So what happens if parents decide to switch from paying for secondary education to taking advantage of free schooling in grammar schools provided by the state? Well, someone has to pay for the cost of these extra pupils. Might the cost be as much as a billion pounds extra on the education budget once the legislation permitting grammar schools is enacted? After all, I am sure parents will see the economic benefits of not having to pay out school fees and will be pushing for such schools everywhere. It would surely be difficult for the government to win a court case that schooling was still a local service when so many decisions are taken nationally, including who has the right to open a new school and thus to try to deny a demand from a group of parents for a selective school whatever the local community as a whole wants.

Transferring the cost of educating a group of secondary pupils from the private sector to the state might be balanced by an increase in private primary schools just concerned with coaching pupils for entry to grammar schools. I have already alluded to the possible effects on recruitment to teaching in the secondary sector of re-creating a selective system, but it might also affect recruitment to primary school teaching.

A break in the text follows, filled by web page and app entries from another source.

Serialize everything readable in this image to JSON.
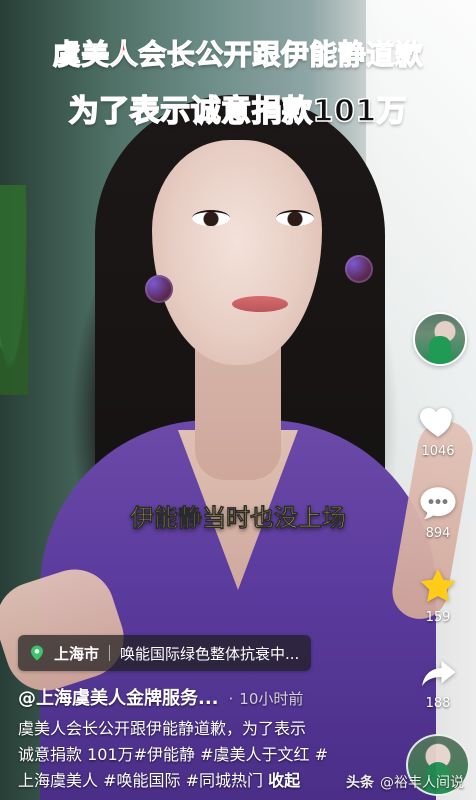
{
  "captions": {
    "top_line1": "虞美人会长公开跟伊能静道歉",
    "top_line2": "为了表示诚意捐款101万",
    "subtitle": "伊能静当时也没上场"
  },
  "rail": {
    "like_count": "1046",
    "comment_count": "894",
    "favorite_count": "159",
    "share_count": "188"
  },
  "location": {
    "city": "上海市",
    "poi": "唤能国际绿色整体抗衰中..."
  },
  "author": {
    "handle": "@上海虞美人金牌服务...",
    "time": "10小时前",
    "time_dot": "·"
  },
  "description": {
    "lines": [
      "虞美人会长公开跟伊能静道歉，为了表示",
      "诚意捐款 101万#伊能静 #虞美人于文红 #",
      "上海虞美人 #唤能国际 #同城热门",
      "收起"
    ]
  },
  "watermark": {
    "app": "头条",
    "account": "@裕丰人间说"
  },
  "colors": {
    "caption_red": "#ff3b48",
    "subtitle_yellow": "#f8e15a",
    "favorite_star": "#ffcc17",
    "white": "#ffffff"
  },
  "icons": {
    "like": "heart-icon",
    "comment": "comment-bubble-icon",
    "favorite": "star-icon",
    "share": "share-arrow-icon",
    "location": "location-pin-icon"
  }
}
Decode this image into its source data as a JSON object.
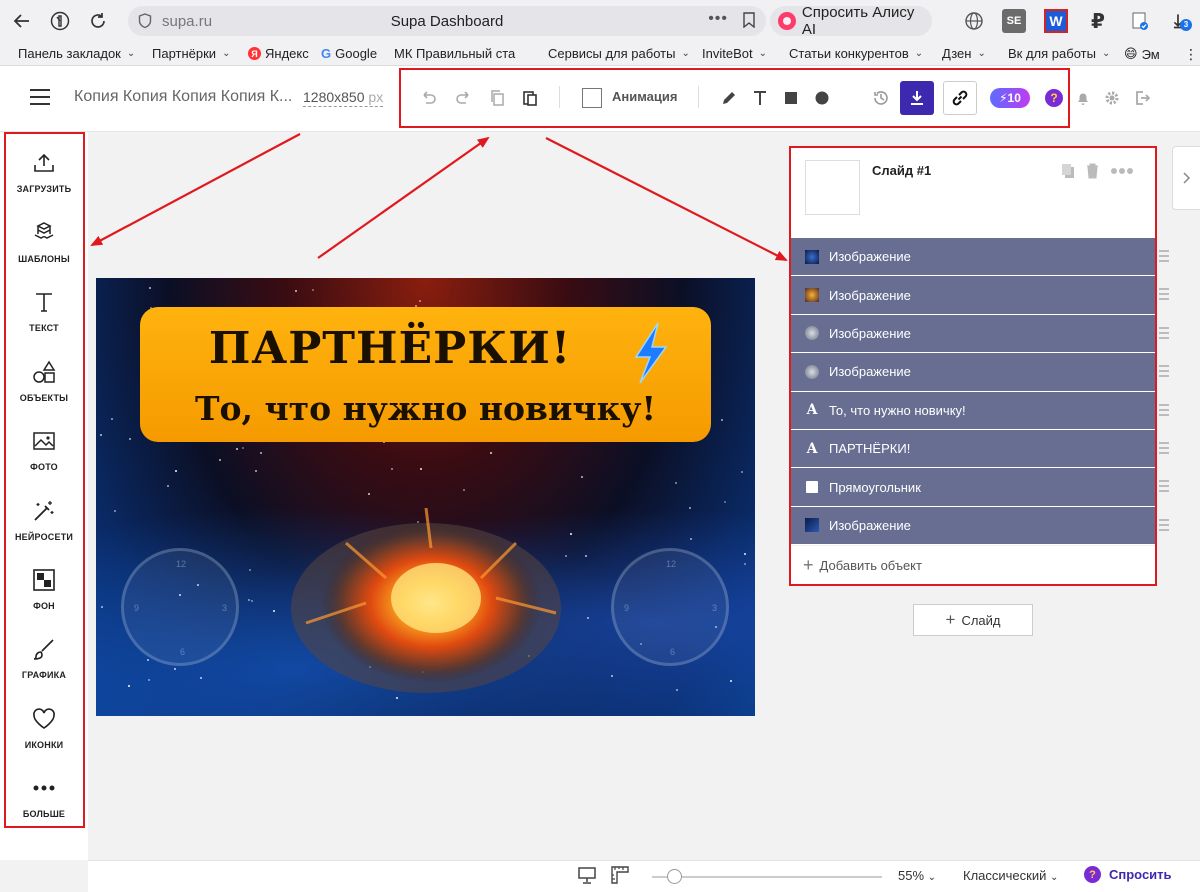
{
  "browser": {
    "domain": "supa.ru",
    "tab_title": "Supa Dashboard",
    "alisa_label": "Спросить Алису AI",
    "bookmarks": [
      {
        "label": "Панель закладок",
        "chevron": true
      },
      {
        "label": "Партнёрки",
        "chevron": true
      },
      {
        "label": "Яндекс",
        "chevron": false
      },
      {
        "label": "Google",
        "chevron": false
      },
      {
        "label": "МК Правильный ста",
        "chevron": true
      },
      {
        "label": "Сервисы для работы",
        "chevron": true
      },
      {
        "label": "InviteBot",
        "chevron": true
      },
      {
        "label": "Статьи конкурентов",
        "chevron": true
      },
      {
        "label": "Дзен",
        "chevron": true
      },
      {
        "label": "Вк для работы",
        "chevron": true
      },
      {
        "label": "Эм",
        "chevron": false
      }
    ],
    "ext_badge": "3"
  },
  "header": {
    "doc_title": "Копия Копия Копия Копия К...",
    "doc_size": "1280x850",
    "doc_size_unit": "px",
    "animation_label": "Анимация",
    "credits": "10",
    "credits_icon": "⚡"
  },
  "sidebar": {
    "items": [
      {
        "label": "ЗАГРУЗИТЬ",
        "icon": "upload-icon"
      },
      {
        "label": "ШАБЛОНЫ",
        "icon": "templates-icon"
      },
      {
        "label": "ТЕКСТ",
        "icon": "text-icon"
      },
      {
        "label": "ОБЪЕКТЫ",
        "icon": "objects-icon"
      },
      {
        "label": "ФОТО",
        "icon": "photo-icon"
      },
      {
        "label": "НЕЙРОСЕТИ",
        "icon": "magic-wand-icon"
      },
      {
        "label": "ФОН",
        "icon": "background-icon"
      },
      {
        "label": "ГРАФИКА",
        "icon": "brush-icon"
      },
      {
        "label": "ИКОНКИ",
        "icon": "heart-icon"
      },
      {
        "label": "БОЛЬШЕ",
        "icon": "more-icon"
      }
    ]
  },
  "canvas": {
    "headline": "ПАРТНЁРКИ!",
    "subline": "То, что нужно новичку!"
  },
  "slide_panel": {
    "slide_name": "Слайд #1",
    "layers": [
      {
        "label": "Изображение",
        "type": "image"
      },
      {
        "label": "Изображение",
        "type": "image"
      },
      {
        "label": "Изображение",
        "type": "image"
      },
      {
        "label": "Изображение",
        "type": "image"
      },
      {
        "label": "То, что нужно новичку!",
        "type": "text"
      },
      {
        "label": "ПАРТНЁРКИ!",
        "type": "text"
      },
      {
        "label": "Прямоугольник",
        "type": "rect"
      },
      {
        "label": "Изображение",
        "type": "image"
      }
    ],
    "add_object_label": "Добавить объект",
    "add_slide_label": "Слайд"
  },
  "footer": {
    "zoom": "55%",
    "mode": "Классический",
    "ask_label": "Спросить"
  },
  "colors": {
    "accent": "#3c29b0",
    "layer_bg": "#686e91",
    "annotation_red": "#e0191e",
    "banner_orange": "#ffa70a"
  }
}
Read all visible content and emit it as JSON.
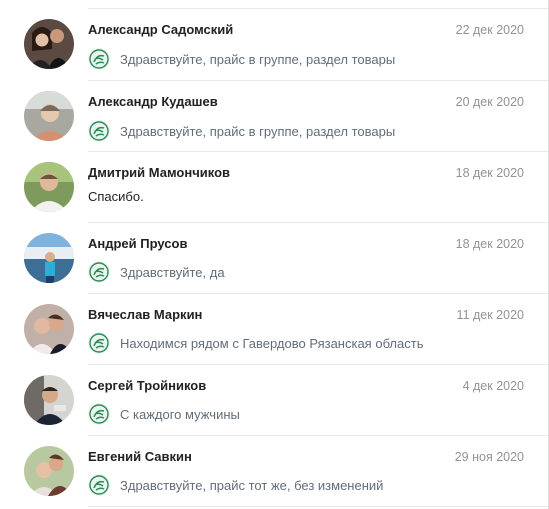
{
  "dialogs": [
    {
      "name": "Александр Садомский",
      "date": "22 дек 2020",
      "message": "Здравствуйте, прайс в группе, раздел товары",
      "outgoing": true
    },
    {
      "name": "Александр Кудашев",
      "date": "20 дек 2020",
      "message": "Здравствуйте, прайс в группе, раздел товары",
      "outgoing": true
    },
    {
      "name": "Дмитрий Мамончиков",
      "date": "18 дек 2020",
      "message": "Спасибо.",
      "outgoing": false
    },
    {
      "name": "Андрей Прусов",
      "date": "18 дек 2020",
      "message": "Здравствуйте, да",
      "outgoing": true
    },
    {
      "name": "Вячеслав Маркин",
      "date": "11 дек 2020",
      "message": "Находимся рядом с Гавердово Рязанская область",
      "outgoing": true
    },
    {
      "name": "Сергей Тройников",
      "date": "4 дек 2020",
      "message": "С каждого мужчины",
      "outgoing": true
    },
    {
      "name": "Евгений Савкин",
      "date": "29 ноя 2020",
      "message": "Здравствуйте, прайс тот же, без изменений",
      "outgoing": true
    }
  ],
  "colors": {
    "name": "#222222",
    "date": "#939393",
    "message_outgoing": "#626d7a",
    "divider": "#e7e8ec",
    "own_avatar": "#2e8b57"
  },
  "icons": {
    "own_avatar": "money-logo-icon"
  }
}
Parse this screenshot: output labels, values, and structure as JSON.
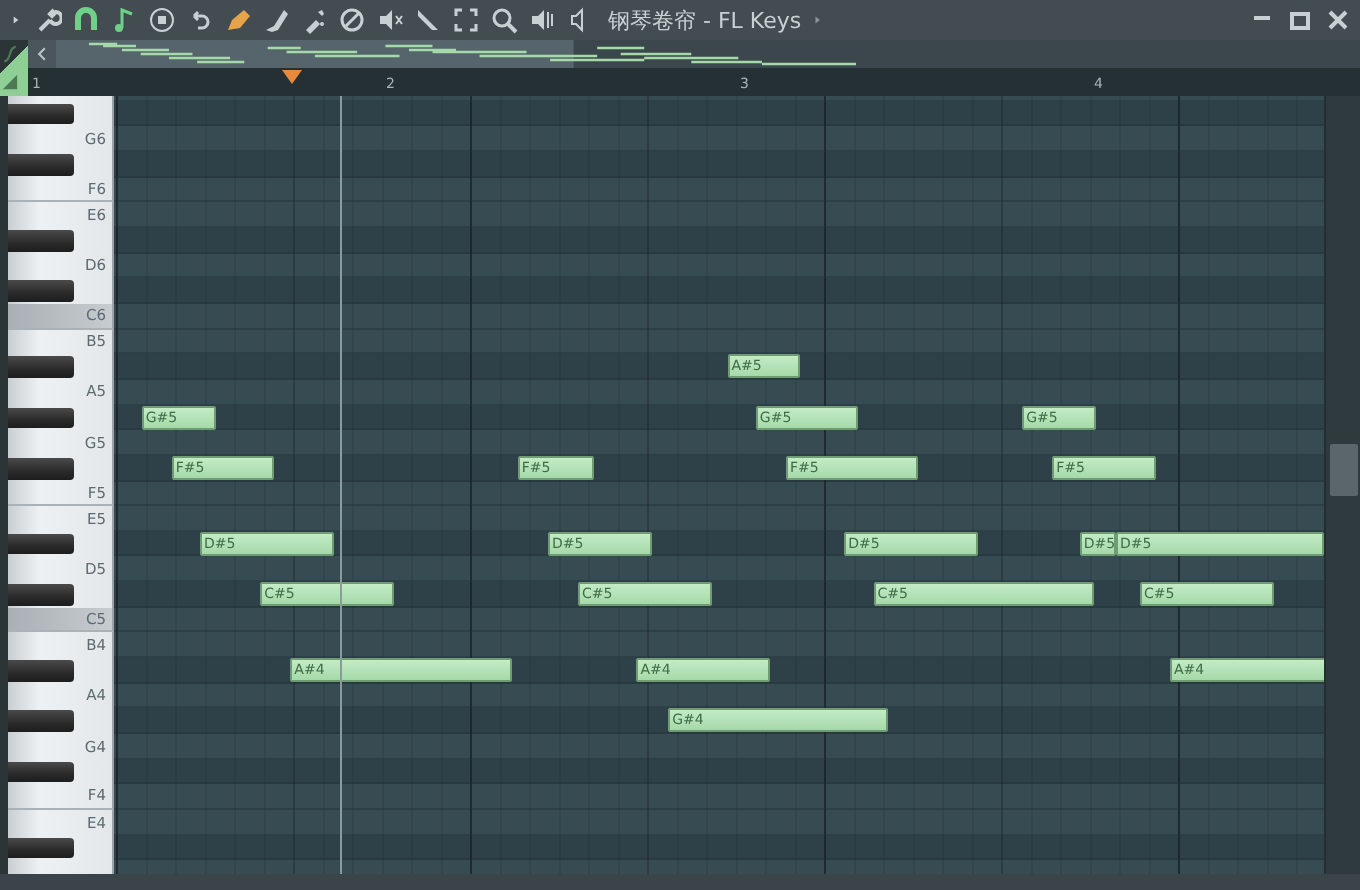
{
  "window": {
    "title": "钢琴卷帘 - FL Keys"
  },
  "ruler": {
    "bars": [
      "1",
      "2",
      "3",
      "4"
    ],
    "playhead": {
      "level": 0.186
    }
  },
  "rows": [
    {
      "black": false,
      "highlighted": false,
      "notes": []
    },
    {
      "black": true,
      "highlighted": false,
      "notes": []
    },
    {
      "black": false,
      "highlighted": false,
      "label": "G6",
      "notes": []
    },
    {
      "black": true,
      "highlighted": false,
      "notes": []
    },
    {
      "black": false,
      "highlighted": false,
      "label": "F6",
      "notes": []
    },
    {
      "black": false,
      "highlighted": false,
      "label": "E6",
      "notes": []
    },
    {
      "black": true,
      "highlighted": false,
      "notes": []
    },
    {
      "black": false,
      "highlighted": false,
      "label": "D6",
      "notes": []
    },
    {
      "black": true,
      "highlighted": false,
      "notes": []
    },
    {
      "black": false,
      "highlighted": true,
      "label": "C6",
      "notes": []
    },
    {
      "black": false,
      "highlighted": false,
      "label": "B5",
      "notes": []
    },
    {
      "black": true,
      "highlighted": false,
      "notes": [
        {
          "label": "A#5"
        }
      ]
    },
    {
      "black": false,
      "highlighted": false,
      "label": "A5",
      "notes": []
    },
    {
      "black": true,
      "highlighted": false,
      "notes": [
        {
          "label": "G#5"
        },
        {
          "label": "G#5"
        },
        {
          "label": "G#5"
        }
      ]
    },
    {
      "black": false,
      "highlighted": false,
      "label": "G5",
      "notes": []
    },
    {
      "black": true,
      "highlighted": false,
      "notes": [
        {
          "label": "F#5"
        },
        {
          "label": "F#5"
        },
        {
          "label": "F#5"
        },
        {
          "label": "F#5"
        }
      ]
    },
    {
      "black": false,
      "highlighted": false,
      "label": "F5",
      "notes": []
    },
    {
      "black": false,
      "highlighted": false,
      "label": "E5",
      "notes": []
    },
    {
      "black": true,
      "highlighted": false,
      "notes": [
        {
          "label": "D#5"
        },
        {
          "label": "D#5"
        },
        {
          "label": "D#5"
        },
        {
          "label": "D#5"
        },
        {
          "label": "D#5"
        }
      ]
    },
    {
      "black": false,
      "highlighted": false,
      "label": "D5",
      "notes": []
    },
    {
      "black": true,
      "highlighted": false,
      "notes": [
        {
          "label": "C#5"
        },
        {
          "label": "C#5"
        },
        {
          "label": "C#5"
        },
        {
          "label": "C#5"
        }
      ]
    },
    {
      "black": false,
      "highlighted": true,
      "label": "C5",
      "notes": []
    },
    {
      "black": false,
      "highlighted": false,
      "label": "B4",
      "notes": []
    },
    {
      "black": true,
      "highlighted": false,
      "notes": [
        {
          "label": "A#4"
        },
        {
          "label": "A#4"
        },
        {
          "label": "A#4"
        }
      ]
    },
    {
      "black": false,
      "highlighted": false,
      "label": "A4",
      "notes": []
    },
    {
      "black": true,
      "highlighted": false,
      "notes": [
        {
          "label": "G#4"
        }
      ]
    },
    {
      "black": false,
      "highlighted": false,
      "label": "G4",
      "notes": []
    },
    {
      "black": true,
      "highlighted": false,
      "notes": []
    },
    {
      "black": false,
      "highlighted": false,
      "label": "F4",
      "notes": []
    },
    {
      "black": false,
      "highlighted": false,
      "label": "E4",
      "notes": []
    },
    {
      "black": true,
      "highlighted": false,
      "notes": []
    },
    {
      "black": false,
      "highlighted": false,
      "notes": []
    }
  ]
}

There are poor schools in the present system, but the answer is to strive to improve them, as has happened in parts of London and not to turn back the clock to a system that clearly doesn’t work for the benefit of all children.

Perhaps Mrs May sees grammar schools in the same light that Mrs Thatcher saw the sale of council houses, a vote winner for the Tories and hang the consequences for society as a whole. If so, she should test the support through a general election sooner rather than later.

Grammar Schools -percentage of pupils on Free School Meals in rank order from highest % to lowest (from Edubase January 2016)

FSM %
12.4
9.6
8.5
7
6.8
6.3
6
5.8
5.4
5.4
5.4
5.2
5.2
5
5
4.9
4.8
4.5
4.5
4.4
4.3
4.3
4.3
4.3
4.3
4.2
4.2
4.2
4.1
4.1
4
4
4
3.8
3.7
3.7
3.7
3.7
3.6
3.5
3.5
3.5
3.4
3.4
3.2
3.2
3.1
3.1
3
3
2.9
2.9
2.9
2.9
2.9
2.9
2.9
2.9
2.9
2.9
2.8
2.8
2.8
2.8
2.6
2.6
2.6
2.6
2.6
2.5
2.5
2.4
2.4
2.4
2.3
2.3
2.3
2.3
2.3
2.3
2.2
2.2
2.2
2.2
2.1
2.1
2.1
2.1
2.1
2.1
2.1
2.1
2.1
2.1
2.1
2
2
2
2
2
2
1.9
1.9
1.9
1.9
1.9
1.9
1.8
1.8
1.8
1.8
1.8
1.8
1.8
1.7
1.7
1.7
1.7
1.7
1.7
1.6
1.6
1.5
1.5
1.5
1.5
1.4
1.4
1.4
1.4
1.4
1.4
1.4
1.4
1.3
1.3
1.3
1.2
1.2
1.2
1.1
1.1
1.1
1
1
1
0.8
0.8
0.8
0.8
0.8
0.8
0.8
0.8
0.7
0.6
0.6
0.5
0.5
0.3
0.3
0.2
0

 

Advertisements

4 thoughts on “The economic cost of grammar schools

    • Janet,

      This despite all the evidence that better education reduces downstream costs to the health and justice budgets. However, I guess it was what you would expect from the Tory government. Next move lowering the leaving age to 16 and let employers pay for any training they need?

      John

  1. Pingback: I Went To A Grammar School in 1985 | @TeacherToolkit

    • The policy of grammar schools clearly appeals to some voters otherwise the Tories wouldn’t have taken it up. But, as with the issue of making all primary schools academies, the chaos it is capable of causing in rural areas might be unhelpful in other areas. I suppose the Tory strategist shave calculated loyal Tory voters won’t vote Lib Dem over this policy and they will gain Labour facing voters in marginal seats: we shall see over the next few weeks in the forthcoming local by-election campaigns

      John Howson

Leave a Reply

Fill in your details below or click an icon to log in:

WordPress.com Logo

You are commenting using your WordPress.com account. Log Out / Change )

Twitter picture

You are commenting using your Twitter account. Log Out / Change )

Facebook photo

You are commenting using your Facebook account. Log Out / Change )

Google+ photo

You are commenting using your Google+ account. Log Out / Change )

Connecting to %s